By Jesse VanDusen
Prologue: Rules of the Game
There was a time when the way to a woman’s heart was across the jacket you’d draped over a treacherous puddle. It was a time of men, with names like Sir Walter Raleigh or the Earl of Essex, old-timey romantic types who relied on their moral fortitude and sense of adventure to woo the likes of Queen Elizabeth.
Men have different role models now. In 2005, Neil Strauss’s best-selling book, The Game, introduced American men to the “seduction community” and its leaders — pick-up artists with names like “Mystery” and “LoveDrop.” These men taught others, in strange, jargon-filled language, how to “neg” women into feeling like worthless tramps with odd, coded language and claims of hypnotism.
The Craft of Charisma, a year-old start-up, is New York City’s latest incarnation of this phenomenon. Chris Luna, a 29-year-old native Californian and current Columbia undergrad is the founder and president of Craft of Charisma. He charges $3,500 for its 13-week courses and up to $250 per hour for private lessons. Luna, who goes by “Coach Charm” on his Craigslist ads, claims to have the power to unleash some inner womanizing carnivore that you never knew existed.
I, a love-starved NYU senior whose college sweetheart recently threw to the curb, had always been more inspired by the likes of William Shakespeare’s Romeo.
When Juliet tells Romeo he “kisses by the book,” she may have had one particular volume in mind: Italian diplomat Baldassare Castiglione’s 16th century tome, The Book of the Courtier. For more than a century, the treatise, originally written in Italian but translated to English by Sir Thomas Hoby, taught the Renaissance gentry how to become the perfect man, and find, of course, the perfect woman. Unlike the macho methods of pick-up artist manuals and Craft of Charisma courses, Castiglione’s guide sought to tame a man, refine his sordid interior, and make him the quintessential noble gentleman.
Richard Horwich, a current professor of Shakespeare at NYU and author of a number of critical texts including Shakespeare’s Dilemmas, says the book’s main strengths are its morality and its emphasis on sprezzatura, an Italian term for ‘nonchalance’ coined by Castiglione. Unlike everyone’s favorite amoral Italian conduct book, Machiavelli’s The Prince, Courtier, in the form of conversations between real-life royalty, always insists upon moral purity. These do-gooding crusaders needed to play it cool or risk losing their sprezzatura and looking like rehearsed hacks. In other words, this was a strategy that seemed the exact opposite of what Mystery and Luna were selling.

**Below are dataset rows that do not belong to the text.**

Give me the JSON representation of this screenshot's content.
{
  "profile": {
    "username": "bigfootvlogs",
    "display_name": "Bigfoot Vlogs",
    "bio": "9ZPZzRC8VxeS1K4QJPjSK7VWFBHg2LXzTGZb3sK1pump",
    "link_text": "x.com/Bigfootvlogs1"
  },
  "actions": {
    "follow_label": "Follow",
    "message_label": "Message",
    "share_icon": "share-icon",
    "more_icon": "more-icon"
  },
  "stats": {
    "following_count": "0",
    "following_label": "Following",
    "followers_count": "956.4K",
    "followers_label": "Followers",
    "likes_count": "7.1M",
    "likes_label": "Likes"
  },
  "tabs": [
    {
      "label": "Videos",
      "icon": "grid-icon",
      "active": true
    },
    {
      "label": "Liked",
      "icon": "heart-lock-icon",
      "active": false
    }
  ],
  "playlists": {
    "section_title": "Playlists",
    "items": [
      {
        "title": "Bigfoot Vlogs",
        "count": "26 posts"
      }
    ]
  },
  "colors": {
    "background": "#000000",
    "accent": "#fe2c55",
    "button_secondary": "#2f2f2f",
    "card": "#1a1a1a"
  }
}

Baffled by whom to trust, I decided to stage a dating grudge match of the ages. I followed alternately the rules set down by Luna, and the instructions of Castiglione, hoping to find out which worked better for picking up the elusive New York City gal.
I began the duel on a dreary Friday night at McSorley’s Old Ale House, a beloved ancient Irish watering hole on east 7th St. It wasn’t much like the expensive rooftop cocktail lounge, 230 Fifth, that Luna favors for his clients to “train,” but it worked for me.
Luna says that in every social situation there is a leader, someone who stands out in the crowd as both unique and confident. I needed to be that person. That’s why I was wearing an oversized red-knit ski hat at the bar: Luna says donning an outrageous article of clothing is a good way to “peacock,” or “show your unique feathers in an overwhelming social situation.” (Although, if I had to pick an animal I looked like that night it was a jackass.)
Adequately feathered, I sat with two of my friends at one of the tremendous round wooden tables in the back. The table was jam-packed with strangers pounding back light and dark beers and singing foreign drinking songs. Sandwiched between a rowdy bunch of I-banker types and a conspicuously apathetic herd of East Village hipsters in plaid, two girls in club attire texted endlessly on their Blackberries.
They seemed out of place, and I knew what I had to do.